Toensmeier tried out several varieties of perennial brassicas in
his Massachusetts garden with very little luck and concluded that they
are only reliably winter hardy to zone 8 or 9. At the same time,
the perennial brassicas detest heat, so he only recommends the
currently available varieties for gardeners in the Pacific Northwest.
challenged us all to develop a new perennial brassica that can
withstand hot summers and cold winters. Brassica
contains a heaping handful of annual and perennial species and he
suspects experimental crosses might yield the perennial holy kale...I
To that end, when some
kale plants overwintered last year, I left them alone. Most
bloomed and died (kale is a biennial --- that's what it does), but one
survived and kept plugging along. I can't actually remember
whether this kale bloomed and I picked off the blooms or if it just
kept growing. All I know is that I've been harvesting a few
leaves from my kale plant off and on for the last twelve months.

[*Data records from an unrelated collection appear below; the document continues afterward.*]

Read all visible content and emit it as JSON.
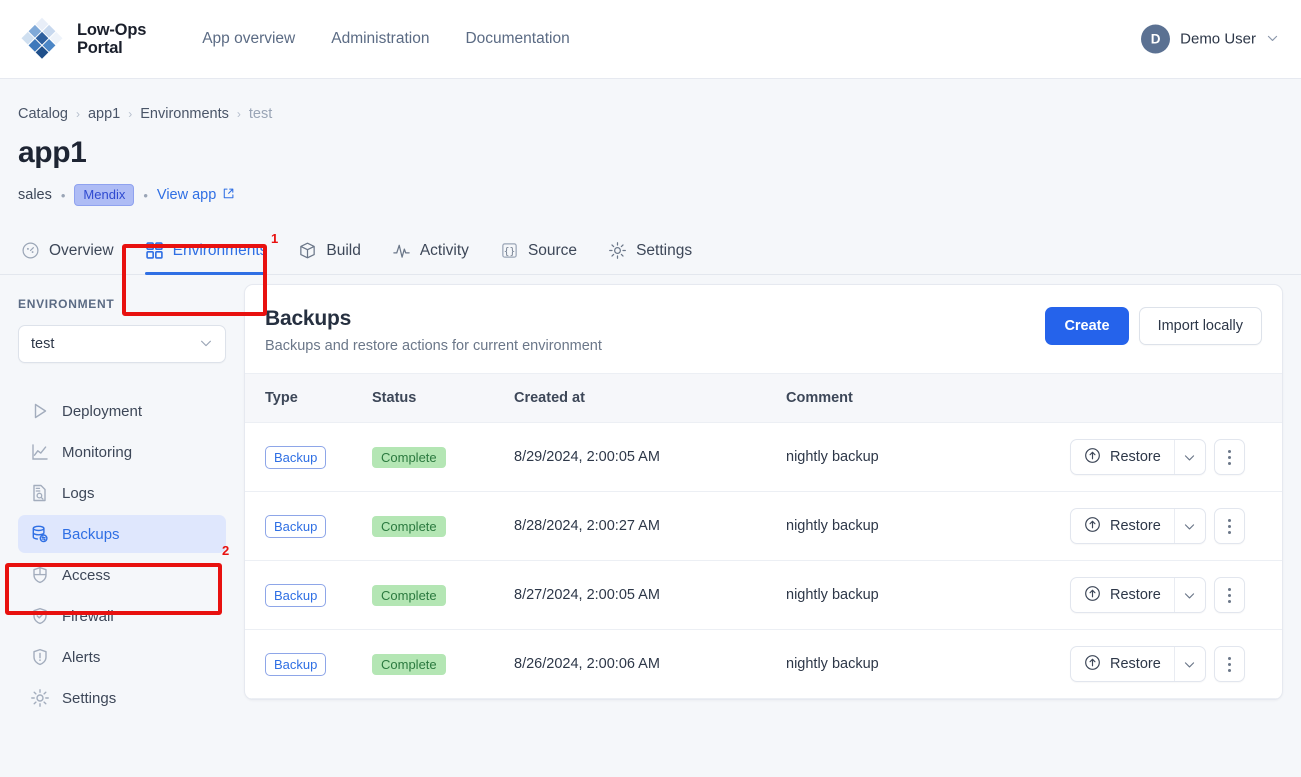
{
  "topbar": {
    "brand_name": "Low-Ops\nPortal",
    "logo_icon": "diamond-grid-logo",
    "nav": [
      {
        "label": "App overview"
      },
      {
        "label": "Administration"
      },
      {
        "label": "Documentation"
      }
    ],
    "user": {
      "avatar_initial": "D",
      "name": "Demo User",
      "caret_icon": "chevron-down-icon"
    }
  },
  "pagehead": {
    "breadcrumb": [
      {
        "label": "Catalog",
        "muted": false
      },
      {
        "label": "app1",
        "muted": false
      },
      {
        "label": "Environments",
        "muted": false
      },
      {
        "label": "test",
        "muted": true
      }
    ],
    "separator": "›",
    "title": "app1",
    "owner": "sales",
    "dot": "•",
    "platform_badge": "Mendix",
    "view_app_label": "View app",
    "view_app_icon": "external-link-icon"
  },
  "tabs": [
    {
      "label": "Overview",
      "icon": "gauge-icon",
      "active": false
    },
    {
      "label": "Environments",
      "icon": "grid-icon",
      "active": true
    },
    {
      "label": "Build",
      "icon": "box-icon",
      "active": false
    },
    {
      "label": "Activity",
      "icon": "pulse-icon",
      "active": false
    },
    {
      "label": "Source",
      "icon": "braces-icon",
      "active": false
    },
    {
      "label": "Settings",
      "icon": "gear-icon",
      "active": false
    }
  ],
  "sidebar": {
    "section_label": "ENVIRONMENT",
    "env_select": {
      "value": "test",
      "caret_icon": "chevron-down-icon"
    },
    "items": [
      {
        "label": "Deployment",
        "icon": "play-icon",
        "active": false
      },
      {
        "label": "Monitoring",
        "icon": "line-chart-icon",
        "active": false
      },
      {
        "label": "Logs",
        "icon": "document-search-icon",
        "active": false
      },
      {
        "label": "Backups",
        "icon": "database-sync-icon",
        "active": true
      },
      {
        "label": "Access",
        "icon": "shield-icon",
        "active": false
      },
      {
        "label": "Firewall",
        "icon": "shield-check-icon",
        "active": false
      },
      {
        "label": "Alerts",
        "icon": "shield-alert-icon",
        "active": false
      },
      {
        "label": "Settings",
        "icon": "gear-icon",
        "active": false
      }
    ]
  },
  "card": {
    "title": "Backups",
    "subtitle": "Backups and restore actions for current environment",
    "create_label": "Create",
    "import_label": "Import locally",
    "columns": [
      "Type",
      "Status",
      "Created at",
      "Comment",
      ""
    ],
    "row_action": {
      "restore_label": "Restore",
      "restore_icon": "arrow-up-circle-icon",
      "caret_icon": "chevron-down-icon",
      "kebab_icon": "kebab-menu-icon"
    },
    "rows": [
      {
        "type": "Backup",
        "status": "Complete",
        "created_at": "8/29/2024, 2:00:05 AM",
        "comment": "nightly backup"
      },
      {
        "type": "Backup",
        "status": "Complete",
        "created_at": "8/28/2024, 2:00:27 AM",
        "comment": "nightly backup"
      },
      {
        "type": "Backup",
        "status": "Complete",
        "created_at": "8/27/2024, 2:00:05 AM",
        "comment": "nightly backup"
      },
      {
        "type": "Backup",
        "status": "Complete",
        "created_at": "8/26/2024, 2:00:06 AM",
        "comment": "nightly backup"
      }
    ]
  },
  "annotations": [
    {
      "number": "1",
      "target": "environments-tab"
    },
    {
      "number": "2",
      "target": "sidebar-item-backups"
    }
  ],
  "colors": {
    "accent": "#2f6fe4",
    "primary_button": "#2563eb",
    "status_ok_bg": "#b4e6b4",
    "status_ok_text": "#2b7a3f",
    "annotation": "#e8110f",
    "page_bg": "#f5f7fa"
  }
}
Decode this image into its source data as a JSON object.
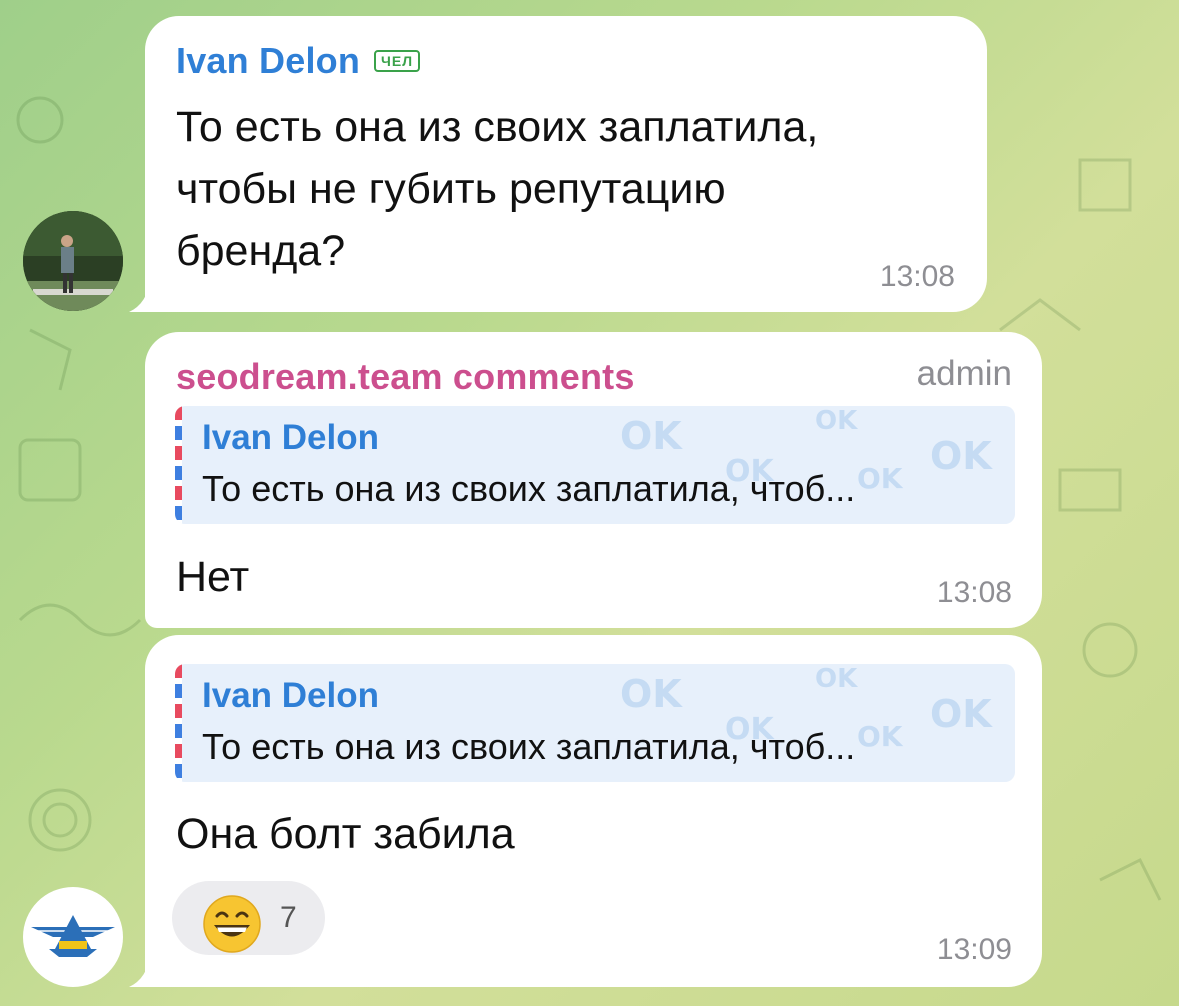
{
  "messages": [
    {
      "sender": "Ivan Delon",
      "sender_tag": "ЧЕЛ",
      "text_lines": [
        "То есть она из своих заплатила,",
        "чтобы не губить репутацию",
        "бренда?"
      ],
      "time": "13:08"
    },
    {
      "sender": "seodream.team comments",
      "sender_role": "admin",
      "reply": {
        "name": "Ivan Delon",
        "text": "То есть она из своих заплатила, чтоб..."
      },
      "text": "Нет",
      "time": "13:08"
    },
    {
      "reply": {
        "name": "Ivan Delon",
        "text": "То есть она из своих заплатила, чтоб..."
      },
      "text": "Она болт забила",
      "reaction": {
        "emoji": "grinning-face",
        "count": "7"
      },
      "time": "13:09"
    }
  ],
  "reply_watermark": "OK",
  "colors": {
    "sender_blue": "#2f7fd6",
    "sender_pink": "#cc4f8e",
    "tag_green": "#3aa24a",
    "reply_bg": "#e7f0fb",
    "time_gray": "#8e8e93"
  },
  "avatars": [
    "ivan-delon-photo",
    "sdt-logo"
  ]
}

Will it survive the winter again unprotected? Will it skip
blooming again and prove itself a true perennial? Only time will